Tennessee governor Bill Haslam signed a bill into law today that will allow the state to execute prisoners in the electric chair if lethal injection drugs aren't available.
The bill was passed last month by overwhelming majorities in both the state's Senate and House of Representatives. While there are other states that give prisoners a choice to be executed by electric chair or other means, Tennessee is now the first state that will compel it.
Tennessee, like many states, has struggled to obtain lethal injection drugs after European drug manufacturers banned their use in executions. Other states have tried to replace those drugs with other drug protocols, often ones that have not been used in an execution before -- and with terrible results. Tennessee can now avoid that entirely by simply electrocuting its prisoners.
In 2007, Daryl Holton was the last person to be executed by electric chair in the state, per his request. The New York Times' Dan Barry described it as follows:
With the push of a button on a console labeled Electric Chair Control, 1,750 volts bolt through Mr. Holton’s body, jerking it up and dropping it like a sack of earth. The black shroud offers the slightest flutter, and witnesses cannot tell whether they have just heard a machine’s whoosh or a man’s sigh.
Fifteen seconds later, another bolt, and Mr. Holton’s body rises even higher, slumps even lower.
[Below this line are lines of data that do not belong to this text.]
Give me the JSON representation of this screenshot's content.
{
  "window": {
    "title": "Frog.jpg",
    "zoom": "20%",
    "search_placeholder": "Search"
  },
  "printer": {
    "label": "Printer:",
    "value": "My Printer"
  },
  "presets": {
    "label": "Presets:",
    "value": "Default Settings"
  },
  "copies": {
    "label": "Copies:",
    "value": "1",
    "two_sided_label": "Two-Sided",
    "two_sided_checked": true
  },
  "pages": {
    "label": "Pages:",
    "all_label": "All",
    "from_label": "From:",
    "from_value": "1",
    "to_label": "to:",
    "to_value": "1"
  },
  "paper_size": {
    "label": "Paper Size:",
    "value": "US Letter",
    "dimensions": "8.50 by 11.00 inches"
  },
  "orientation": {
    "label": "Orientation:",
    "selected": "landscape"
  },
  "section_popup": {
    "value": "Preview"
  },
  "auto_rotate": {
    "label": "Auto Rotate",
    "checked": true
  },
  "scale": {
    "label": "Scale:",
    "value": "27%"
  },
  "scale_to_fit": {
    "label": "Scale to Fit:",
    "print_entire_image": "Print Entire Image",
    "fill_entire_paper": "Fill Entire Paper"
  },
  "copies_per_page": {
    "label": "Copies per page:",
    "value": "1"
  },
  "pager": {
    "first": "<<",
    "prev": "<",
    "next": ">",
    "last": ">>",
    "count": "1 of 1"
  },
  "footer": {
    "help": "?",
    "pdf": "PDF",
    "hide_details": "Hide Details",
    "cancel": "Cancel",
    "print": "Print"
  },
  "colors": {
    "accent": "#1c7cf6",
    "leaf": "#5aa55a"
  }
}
His reddened hands remain gripped to the arms of the chair, whose oaken pieces are said to have once belonged to the old electric chair, and before that, to the gallows.
Before Holton, Tennessee's electric chair hadn't been used in 40 years.
Tennessee's most recent execution was Cecil Johnson in 2009. The next inmate scheduled for execution is Billy Ray Irick, on October 7.
A spokesman for Haslam would not comment to the AP further than to say the bill had been signed.